> **WHAT IS REQUIRED**: How many lines of these entries hold the string "this"? Reply with the number alone.

> **SOURCE MATERIAL**:
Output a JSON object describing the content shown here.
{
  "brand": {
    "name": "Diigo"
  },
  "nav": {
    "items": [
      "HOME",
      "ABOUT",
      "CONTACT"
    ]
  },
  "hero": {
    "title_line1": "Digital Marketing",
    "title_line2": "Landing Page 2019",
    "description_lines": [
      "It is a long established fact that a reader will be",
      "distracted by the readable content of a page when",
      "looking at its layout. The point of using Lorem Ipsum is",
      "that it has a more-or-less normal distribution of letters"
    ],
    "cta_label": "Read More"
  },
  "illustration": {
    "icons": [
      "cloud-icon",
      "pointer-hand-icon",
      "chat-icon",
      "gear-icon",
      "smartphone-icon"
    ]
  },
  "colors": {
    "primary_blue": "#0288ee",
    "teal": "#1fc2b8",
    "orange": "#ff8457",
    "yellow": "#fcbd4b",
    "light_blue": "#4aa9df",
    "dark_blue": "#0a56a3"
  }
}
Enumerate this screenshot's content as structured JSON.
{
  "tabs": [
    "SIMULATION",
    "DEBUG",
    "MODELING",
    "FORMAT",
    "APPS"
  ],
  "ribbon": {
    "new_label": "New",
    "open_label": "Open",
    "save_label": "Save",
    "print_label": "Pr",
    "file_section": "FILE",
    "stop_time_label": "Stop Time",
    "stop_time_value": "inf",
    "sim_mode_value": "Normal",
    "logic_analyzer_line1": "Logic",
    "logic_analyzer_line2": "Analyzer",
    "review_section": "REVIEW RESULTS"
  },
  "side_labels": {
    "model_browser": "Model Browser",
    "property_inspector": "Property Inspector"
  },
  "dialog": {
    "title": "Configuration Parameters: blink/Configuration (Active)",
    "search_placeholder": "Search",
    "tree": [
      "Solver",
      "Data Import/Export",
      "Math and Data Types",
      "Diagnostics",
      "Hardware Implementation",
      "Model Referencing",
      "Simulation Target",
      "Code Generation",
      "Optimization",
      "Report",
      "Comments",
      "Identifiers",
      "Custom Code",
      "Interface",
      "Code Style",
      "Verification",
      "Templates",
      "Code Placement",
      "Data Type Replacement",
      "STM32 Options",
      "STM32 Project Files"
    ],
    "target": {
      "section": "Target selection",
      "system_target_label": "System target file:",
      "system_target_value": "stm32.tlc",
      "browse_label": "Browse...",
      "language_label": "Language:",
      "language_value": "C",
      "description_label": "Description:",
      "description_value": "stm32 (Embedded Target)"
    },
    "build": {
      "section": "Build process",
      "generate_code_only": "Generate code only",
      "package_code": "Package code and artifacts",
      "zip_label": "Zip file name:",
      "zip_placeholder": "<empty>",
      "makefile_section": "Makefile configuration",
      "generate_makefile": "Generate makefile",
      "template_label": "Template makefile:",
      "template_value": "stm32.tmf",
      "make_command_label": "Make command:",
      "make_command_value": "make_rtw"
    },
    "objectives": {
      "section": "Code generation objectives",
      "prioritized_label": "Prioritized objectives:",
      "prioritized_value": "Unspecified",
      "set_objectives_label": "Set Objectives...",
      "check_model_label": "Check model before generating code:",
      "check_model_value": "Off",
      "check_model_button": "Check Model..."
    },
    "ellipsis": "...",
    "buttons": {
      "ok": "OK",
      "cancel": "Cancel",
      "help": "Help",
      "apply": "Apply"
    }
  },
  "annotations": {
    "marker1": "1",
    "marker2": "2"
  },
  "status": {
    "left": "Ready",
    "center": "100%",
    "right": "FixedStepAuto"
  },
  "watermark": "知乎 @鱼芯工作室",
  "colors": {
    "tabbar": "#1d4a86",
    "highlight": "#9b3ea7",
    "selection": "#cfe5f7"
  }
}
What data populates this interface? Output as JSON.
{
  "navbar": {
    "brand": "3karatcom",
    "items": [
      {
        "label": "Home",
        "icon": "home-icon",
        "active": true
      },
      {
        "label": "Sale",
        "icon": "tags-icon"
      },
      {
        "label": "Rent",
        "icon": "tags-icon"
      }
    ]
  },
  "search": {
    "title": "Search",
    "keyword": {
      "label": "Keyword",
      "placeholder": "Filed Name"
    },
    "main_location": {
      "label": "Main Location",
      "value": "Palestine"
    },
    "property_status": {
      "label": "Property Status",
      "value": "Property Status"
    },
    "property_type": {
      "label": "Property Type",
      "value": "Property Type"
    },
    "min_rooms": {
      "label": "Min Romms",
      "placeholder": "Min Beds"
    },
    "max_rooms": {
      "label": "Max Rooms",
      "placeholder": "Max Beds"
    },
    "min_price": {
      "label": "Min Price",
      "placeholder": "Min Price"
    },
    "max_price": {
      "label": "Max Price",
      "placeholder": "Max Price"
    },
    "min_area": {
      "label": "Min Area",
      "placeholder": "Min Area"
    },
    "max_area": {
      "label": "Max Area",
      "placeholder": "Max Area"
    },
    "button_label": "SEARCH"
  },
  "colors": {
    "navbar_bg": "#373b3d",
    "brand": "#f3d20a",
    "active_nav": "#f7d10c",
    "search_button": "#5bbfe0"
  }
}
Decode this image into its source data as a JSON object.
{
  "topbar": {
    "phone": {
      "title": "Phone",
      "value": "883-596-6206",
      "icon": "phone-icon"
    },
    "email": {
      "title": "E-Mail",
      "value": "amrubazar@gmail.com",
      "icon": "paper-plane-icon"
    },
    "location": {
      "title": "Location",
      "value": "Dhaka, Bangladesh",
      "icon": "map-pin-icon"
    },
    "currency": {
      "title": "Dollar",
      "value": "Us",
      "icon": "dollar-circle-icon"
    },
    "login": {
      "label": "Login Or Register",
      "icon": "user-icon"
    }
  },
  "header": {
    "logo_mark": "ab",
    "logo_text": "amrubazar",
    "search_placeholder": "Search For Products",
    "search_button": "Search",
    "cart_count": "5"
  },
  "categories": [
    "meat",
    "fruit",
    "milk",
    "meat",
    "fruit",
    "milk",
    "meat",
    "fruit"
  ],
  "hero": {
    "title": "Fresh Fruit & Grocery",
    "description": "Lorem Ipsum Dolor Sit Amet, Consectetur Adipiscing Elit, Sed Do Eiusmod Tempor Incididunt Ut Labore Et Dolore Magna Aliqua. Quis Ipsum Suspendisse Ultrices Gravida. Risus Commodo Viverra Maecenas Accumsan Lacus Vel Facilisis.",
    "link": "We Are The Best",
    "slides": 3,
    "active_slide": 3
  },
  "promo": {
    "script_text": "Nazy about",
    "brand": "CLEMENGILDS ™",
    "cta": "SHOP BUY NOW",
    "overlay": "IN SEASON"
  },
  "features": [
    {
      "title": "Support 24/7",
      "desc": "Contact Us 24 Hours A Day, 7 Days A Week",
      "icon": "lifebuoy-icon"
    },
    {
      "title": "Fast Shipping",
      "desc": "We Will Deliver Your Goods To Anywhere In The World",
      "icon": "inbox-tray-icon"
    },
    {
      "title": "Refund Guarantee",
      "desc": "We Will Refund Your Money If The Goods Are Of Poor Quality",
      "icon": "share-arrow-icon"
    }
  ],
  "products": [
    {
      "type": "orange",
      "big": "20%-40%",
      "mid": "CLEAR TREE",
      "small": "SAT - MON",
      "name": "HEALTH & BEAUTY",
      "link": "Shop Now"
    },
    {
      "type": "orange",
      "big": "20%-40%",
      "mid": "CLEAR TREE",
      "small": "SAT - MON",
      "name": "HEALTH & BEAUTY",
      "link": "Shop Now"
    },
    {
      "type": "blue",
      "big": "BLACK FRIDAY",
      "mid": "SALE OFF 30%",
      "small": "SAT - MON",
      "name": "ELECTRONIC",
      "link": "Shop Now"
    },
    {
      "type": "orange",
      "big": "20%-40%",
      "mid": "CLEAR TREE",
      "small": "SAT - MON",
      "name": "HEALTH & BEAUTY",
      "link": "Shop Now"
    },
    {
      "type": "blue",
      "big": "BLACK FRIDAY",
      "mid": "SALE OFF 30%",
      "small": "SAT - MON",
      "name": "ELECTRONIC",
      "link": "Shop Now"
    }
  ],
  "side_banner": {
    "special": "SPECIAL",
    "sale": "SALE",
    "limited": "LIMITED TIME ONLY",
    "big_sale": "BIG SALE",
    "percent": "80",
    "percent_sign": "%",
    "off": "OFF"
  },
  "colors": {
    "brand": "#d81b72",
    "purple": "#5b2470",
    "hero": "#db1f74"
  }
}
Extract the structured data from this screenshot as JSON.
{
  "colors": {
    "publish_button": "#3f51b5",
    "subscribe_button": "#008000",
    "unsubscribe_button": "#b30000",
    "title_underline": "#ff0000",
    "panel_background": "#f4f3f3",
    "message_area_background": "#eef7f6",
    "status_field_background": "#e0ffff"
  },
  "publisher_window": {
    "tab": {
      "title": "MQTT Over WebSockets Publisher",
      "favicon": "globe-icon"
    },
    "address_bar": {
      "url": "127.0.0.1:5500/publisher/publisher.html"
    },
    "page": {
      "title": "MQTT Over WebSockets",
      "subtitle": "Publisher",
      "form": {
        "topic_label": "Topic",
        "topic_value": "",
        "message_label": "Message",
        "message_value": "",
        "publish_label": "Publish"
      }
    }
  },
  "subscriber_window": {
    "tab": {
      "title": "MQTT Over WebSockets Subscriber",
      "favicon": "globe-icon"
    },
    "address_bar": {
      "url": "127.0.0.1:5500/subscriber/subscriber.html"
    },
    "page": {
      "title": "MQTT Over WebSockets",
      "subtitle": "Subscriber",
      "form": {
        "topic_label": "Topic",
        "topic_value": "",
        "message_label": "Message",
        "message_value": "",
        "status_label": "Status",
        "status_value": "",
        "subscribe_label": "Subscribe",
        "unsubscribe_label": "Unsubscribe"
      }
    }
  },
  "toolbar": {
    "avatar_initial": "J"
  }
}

> **RESULT BELOW**: 4